Chinese researchers have measured the impact that textile dyeing wastewater treatment processes have on the removal of pollutant microfibers, which have shed from textiles. For the first time ever, they found the use of modern wastewater treatment processes removed above 95 percent of microfibers.
According to a research paper, the researchers selected a standard textile industry wastewater treatment plant (WWTP) which received the production wastewater of 33 printing and dyeing enterprises, between them treating an average of 30,000 tons per day of wastewater, which is discharged from the WWTP.
However, they suggested that, due to the huge volume of effluent involved, even a modest amount of microfibers being released per liter of effluent could result in significant amounts of fibers entering the environment.
They compared influent and effluent to measure the impact of modern treatment processes on the amount and type of microfibers contained in wastewater.
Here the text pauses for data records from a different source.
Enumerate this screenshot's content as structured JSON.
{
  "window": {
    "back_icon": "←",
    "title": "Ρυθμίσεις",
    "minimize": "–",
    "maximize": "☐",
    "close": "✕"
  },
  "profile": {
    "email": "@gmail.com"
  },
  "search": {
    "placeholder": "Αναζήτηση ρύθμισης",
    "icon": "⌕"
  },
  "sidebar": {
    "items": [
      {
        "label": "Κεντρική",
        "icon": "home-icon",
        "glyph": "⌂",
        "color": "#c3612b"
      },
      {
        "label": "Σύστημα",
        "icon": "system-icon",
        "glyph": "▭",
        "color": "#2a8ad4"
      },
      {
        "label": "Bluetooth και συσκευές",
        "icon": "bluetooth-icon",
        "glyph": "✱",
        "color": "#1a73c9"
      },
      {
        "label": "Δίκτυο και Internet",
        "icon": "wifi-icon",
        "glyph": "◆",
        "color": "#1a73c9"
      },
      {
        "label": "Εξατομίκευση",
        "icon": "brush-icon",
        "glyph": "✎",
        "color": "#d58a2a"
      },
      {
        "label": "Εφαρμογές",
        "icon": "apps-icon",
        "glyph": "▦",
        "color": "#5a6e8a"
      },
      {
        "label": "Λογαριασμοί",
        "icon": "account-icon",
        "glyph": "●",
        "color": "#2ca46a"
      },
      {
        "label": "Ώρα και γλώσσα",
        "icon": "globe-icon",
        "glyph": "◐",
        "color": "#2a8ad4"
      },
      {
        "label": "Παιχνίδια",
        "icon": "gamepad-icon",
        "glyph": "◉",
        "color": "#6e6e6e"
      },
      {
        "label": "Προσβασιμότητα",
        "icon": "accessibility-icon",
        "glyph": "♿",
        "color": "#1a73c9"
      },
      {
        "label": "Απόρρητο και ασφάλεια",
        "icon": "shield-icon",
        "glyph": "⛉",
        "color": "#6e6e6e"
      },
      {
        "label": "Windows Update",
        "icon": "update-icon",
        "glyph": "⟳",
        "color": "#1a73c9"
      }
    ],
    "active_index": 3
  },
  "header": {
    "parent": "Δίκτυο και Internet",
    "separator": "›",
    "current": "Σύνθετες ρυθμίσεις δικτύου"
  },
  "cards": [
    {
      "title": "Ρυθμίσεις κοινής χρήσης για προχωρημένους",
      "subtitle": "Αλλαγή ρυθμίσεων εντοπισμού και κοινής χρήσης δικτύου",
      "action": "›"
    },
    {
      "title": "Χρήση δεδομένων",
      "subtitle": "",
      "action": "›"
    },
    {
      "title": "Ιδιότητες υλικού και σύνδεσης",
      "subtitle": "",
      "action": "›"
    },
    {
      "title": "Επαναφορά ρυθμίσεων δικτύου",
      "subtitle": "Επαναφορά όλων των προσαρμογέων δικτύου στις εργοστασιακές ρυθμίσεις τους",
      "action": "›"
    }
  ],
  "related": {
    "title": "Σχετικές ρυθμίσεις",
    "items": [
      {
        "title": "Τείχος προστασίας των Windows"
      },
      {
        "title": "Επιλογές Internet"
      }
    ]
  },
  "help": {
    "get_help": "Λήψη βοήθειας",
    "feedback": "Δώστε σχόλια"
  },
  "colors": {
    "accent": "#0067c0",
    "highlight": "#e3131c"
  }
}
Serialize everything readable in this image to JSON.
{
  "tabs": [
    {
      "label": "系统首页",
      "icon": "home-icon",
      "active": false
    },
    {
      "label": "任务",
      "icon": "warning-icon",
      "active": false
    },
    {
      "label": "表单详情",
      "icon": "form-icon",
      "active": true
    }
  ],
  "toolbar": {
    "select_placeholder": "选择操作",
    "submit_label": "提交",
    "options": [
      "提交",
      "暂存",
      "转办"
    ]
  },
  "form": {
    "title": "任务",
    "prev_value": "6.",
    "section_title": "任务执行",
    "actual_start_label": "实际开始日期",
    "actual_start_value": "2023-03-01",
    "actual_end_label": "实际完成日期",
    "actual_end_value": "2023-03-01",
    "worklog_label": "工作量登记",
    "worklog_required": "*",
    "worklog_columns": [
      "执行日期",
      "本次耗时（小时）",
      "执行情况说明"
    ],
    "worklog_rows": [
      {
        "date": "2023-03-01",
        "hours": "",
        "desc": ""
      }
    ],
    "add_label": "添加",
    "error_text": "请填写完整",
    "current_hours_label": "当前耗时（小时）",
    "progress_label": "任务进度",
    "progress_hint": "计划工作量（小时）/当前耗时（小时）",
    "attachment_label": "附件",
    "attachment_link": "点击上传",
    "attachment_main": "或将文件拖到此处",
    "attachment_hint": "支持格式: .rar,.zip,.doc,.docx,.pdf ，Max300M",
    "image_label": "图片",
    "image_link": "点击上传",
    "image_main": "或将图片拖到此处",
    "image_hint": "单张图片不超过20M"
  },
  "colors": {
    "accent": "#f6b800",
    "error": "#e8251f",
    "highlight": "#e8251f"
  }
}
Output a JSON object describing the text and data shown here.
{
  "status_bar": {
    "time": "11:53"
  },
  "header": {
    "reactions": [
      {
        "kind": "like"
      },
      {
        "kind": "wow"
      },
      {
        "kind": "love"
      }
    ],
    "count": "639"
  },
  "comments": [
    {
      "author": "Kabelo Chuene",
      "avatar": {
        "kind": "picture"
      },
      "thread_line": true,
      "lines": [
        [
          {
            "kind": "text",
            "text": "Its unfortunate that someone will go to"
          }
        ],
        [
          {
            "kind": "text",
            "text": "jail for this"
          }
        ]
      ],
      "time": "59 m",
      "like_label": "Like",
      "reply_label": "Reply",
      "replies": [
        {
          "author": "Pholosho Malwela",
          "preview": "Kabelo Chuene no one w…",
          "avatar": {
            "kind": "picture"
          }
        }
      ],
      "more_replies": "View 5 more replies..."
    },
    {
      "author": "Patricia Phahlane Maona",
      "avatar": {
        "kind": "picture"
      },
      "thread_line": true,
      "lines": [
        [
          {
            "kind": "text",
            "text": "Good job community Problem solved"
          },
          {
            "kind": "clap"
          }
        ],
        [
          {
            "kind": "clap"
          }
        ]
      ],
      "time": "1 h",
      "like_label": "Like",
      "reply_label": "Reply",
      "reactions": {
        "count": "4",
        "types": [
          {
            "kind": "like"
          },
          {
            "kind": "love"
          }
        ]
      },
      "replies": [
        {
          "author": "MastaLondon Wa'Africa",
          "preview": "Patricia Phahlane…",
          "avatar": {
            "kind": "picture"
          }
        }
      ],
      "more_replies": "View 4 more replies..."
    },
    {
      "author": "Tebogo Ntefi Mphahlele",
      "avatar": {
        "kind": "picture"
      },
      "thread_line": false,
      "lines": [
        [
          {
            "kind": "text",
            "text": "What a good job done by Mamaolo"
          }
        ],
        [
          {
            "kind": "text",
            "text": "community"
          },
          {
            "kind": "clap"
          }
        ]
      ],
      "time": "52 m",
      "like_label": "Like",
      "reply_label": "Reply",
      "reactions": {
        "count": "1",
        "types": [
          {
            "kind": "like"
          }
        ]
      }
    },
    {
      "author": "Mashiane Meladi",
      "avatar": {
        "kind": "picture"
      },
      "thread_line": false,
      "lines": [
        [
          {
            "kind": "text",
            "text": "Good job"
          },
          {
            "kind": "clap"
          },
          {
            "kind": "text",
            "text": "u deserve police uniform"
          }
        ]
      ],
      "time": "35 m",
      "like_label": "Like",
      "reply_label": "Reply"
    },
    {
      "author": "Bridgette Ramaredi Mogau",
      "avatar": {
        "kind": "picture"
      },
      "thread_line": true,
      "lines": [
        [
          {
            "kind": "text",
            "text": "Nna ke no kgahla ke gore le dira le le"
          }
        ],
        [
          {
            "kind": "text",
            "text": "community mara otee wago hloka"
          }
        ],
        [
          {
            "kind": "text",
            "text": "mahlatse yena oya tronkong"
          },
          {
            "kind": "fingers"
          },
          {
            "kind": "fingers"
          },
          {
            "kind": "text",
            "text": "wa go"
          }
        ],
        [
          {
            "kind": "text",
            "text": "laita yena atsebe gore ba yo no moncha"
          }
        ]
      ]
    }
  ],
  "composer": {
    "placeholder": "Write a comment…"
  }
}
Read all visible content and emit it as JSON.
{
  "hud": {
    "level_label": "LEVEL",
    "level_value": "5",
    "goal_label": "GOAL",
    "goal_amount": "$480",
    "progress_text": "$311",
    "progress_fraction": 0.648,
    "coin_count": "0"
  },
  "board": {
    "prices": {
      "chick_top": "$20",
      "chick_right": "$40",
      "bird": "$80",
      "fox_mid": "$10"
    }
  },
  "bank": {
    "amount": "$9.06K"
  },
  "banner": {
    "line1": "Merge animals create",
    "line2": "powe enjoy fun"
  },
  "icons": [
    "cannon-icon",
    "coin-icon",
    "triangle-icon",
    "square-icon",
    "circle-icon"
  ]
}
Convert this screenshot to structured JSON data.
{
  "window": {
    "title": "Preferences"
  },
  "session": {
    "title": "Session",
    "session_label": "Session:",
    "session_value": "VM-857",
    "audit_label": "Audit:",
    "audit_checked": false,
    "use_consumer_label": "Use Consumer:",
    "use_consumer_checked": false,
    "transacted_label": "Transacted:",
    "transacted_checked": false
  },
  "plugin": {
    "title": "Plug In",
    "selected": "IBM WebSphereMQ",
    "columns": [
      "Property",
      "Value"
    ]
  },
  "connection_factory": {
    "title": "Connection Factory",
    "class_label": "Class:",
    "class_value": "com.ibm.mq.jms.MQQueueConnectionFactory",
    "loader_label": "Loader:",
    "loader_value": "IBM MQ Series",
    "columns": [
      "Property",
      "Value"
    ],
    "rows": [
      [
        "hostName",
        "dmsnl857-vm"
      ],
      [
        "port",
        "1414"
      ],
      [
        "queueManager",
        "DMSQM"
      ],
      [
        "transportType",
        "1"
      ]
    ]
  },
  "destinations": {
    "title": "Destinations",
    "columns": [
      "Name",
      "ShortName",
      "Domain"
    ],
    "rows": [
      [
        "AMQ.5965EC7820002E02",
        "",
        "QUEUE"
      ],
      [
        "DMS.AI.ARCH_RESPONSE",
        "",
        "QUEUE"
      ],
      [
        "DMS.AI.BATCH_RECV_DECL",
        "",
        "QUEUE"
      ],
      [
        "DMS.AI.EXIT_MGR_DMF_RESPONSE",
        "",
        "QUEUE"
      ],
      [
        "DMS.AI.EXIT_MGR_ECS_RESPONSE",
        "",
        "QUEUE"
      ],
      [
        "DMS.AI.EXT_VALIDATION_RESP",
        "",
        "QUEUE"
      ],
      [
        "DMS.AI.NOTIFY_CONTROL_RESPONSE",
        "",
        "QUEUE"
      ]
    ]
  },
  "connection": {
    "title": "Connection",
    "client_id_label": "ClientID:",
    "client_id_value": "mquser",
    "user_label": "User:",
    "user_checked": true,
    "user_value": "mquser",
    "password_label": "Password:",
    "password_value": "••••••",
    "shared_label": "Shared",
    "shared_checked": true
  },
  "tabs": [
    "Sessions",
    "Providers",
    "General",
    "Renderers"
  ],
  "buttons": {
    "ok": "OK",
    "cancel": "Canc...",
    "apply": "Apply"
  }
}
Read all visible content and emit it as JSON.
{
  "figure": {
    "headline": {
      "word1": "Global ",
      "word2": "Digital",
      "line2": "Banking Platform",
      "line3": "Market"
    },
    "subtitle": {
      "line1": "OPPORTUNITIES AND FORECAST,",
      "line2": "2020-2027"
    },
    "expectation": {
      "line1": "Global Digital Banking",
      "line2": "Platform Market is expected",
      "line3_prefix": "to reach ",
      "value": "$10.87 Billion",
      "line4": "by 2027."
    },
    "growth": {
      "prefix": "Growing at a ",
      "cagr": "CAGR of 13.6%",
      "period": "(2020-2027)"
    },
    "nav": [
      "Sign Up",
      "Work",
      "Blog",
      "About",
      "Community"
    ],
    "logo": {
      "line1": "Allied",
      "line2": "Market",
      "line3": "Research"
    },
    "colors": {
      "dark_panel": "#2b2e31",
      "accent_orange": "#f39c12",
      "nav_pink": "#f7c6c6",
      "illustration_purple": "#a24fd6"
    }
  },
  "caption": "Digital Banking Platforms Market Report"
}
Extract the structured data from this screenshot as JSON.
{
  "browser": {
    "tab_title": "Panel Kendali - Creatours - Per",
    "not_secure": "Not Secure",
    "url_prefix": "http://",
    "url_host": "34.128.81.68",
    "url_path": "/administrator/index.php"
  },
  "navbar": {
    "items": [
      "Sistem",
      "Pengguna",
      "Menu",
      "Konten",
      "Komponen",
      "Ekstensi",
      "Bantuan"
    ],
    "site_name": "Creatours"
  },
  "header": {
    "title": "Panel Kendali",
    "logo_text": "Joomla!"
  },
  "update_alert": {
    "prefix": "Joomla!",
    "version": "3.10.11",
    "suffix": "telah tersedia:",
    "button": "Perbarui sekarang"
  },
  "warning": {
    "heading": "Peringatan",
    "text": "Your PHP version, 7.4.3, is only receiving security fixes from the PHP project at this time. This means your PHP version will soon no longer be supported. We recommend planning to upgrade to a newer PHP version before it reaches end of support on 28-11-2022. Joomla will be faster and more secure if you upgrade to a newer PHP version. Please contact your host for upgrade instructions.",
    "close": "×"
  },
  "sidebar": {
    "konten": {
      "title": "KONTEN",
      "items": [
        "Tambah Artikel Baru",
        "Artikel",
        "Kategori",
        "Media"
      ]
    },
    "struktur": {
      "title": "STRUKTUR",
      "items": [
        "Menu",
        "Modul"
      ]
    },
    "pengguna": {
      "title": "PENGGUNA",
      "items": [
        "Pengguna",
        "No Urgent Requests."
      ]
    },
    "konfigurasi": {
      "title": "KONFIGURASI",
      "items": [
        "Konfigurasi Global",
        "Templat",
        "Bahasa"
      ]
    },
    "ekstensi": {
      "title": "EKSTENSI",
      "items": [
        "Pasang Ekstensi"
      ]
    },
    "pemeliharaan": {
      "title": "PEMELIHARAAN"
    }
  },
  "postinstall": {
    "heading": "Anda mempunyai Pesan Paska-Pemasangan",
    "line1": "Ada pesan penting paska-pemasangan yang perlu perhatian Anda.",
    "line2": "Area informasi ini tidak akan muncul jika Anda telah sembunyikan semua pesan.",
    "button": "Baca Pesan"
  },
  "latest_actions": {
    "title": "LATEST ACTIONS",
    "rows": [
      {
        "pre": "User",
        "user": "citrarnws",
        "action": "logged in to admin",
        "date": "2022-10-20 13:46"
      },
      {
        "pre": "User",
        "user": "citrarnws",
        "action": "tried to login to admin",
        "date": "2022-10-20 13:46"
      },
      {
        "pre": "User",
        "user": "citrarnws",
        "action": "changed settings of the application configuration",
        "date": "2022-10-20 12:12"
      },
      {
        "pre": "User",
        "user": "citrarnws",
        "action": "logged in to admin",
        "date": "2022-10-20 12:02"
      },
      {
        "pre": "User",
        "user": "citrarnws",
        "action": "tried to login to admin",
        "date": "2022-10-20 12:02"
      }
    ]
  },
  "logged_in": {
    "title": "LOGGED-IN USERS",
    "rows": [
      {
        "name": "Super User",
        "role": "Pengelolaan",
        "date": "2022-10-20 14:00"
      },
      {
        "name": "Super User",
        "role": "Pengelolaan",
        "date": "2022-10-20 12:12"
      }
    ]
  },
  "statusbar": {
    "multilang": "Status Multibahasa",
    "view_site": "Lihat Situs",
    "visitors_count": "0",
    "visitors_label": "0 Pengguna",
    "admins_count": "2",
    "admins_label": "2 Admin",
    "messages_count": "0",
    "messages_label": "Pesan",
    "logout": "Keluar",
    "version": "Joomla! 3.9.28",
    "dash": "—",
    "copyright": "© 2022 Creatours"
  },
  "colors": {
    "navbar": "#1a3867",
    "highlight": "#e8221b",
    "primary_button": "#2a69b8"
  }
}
They unveiled the average amount of microfibers was 334.1 (±24.3) items per liter of influent, and that reduced to 16.3 (±1.2) items per liter in the final effluent – a decrease of 95.1 percent.
The paper said that textile dyeing WWTP had an effective removal on pollutants including microfibers in wastewater. The study also indicated that the abundance of microfibers reduced at varying rates across different stages of treatment, which could provide a reference for the improvement of sewage treatment facilities in the future.
The researchers further added, “Despite this large reduction we calculated that this textile industry WWTP was releasing 4.89 × 108 of microfibers including microplastic fibers and non-micro plastic fibers into the receiving water every day.”
They showed that despite the removal rates of microplastic fibers and non-micro plastic fibers achieved by this modern treatment plant when dealing with such a large volume of effluent even a modest amount of microplastics being released per liter of effluent could result in significant amounts of fibers entering the environment.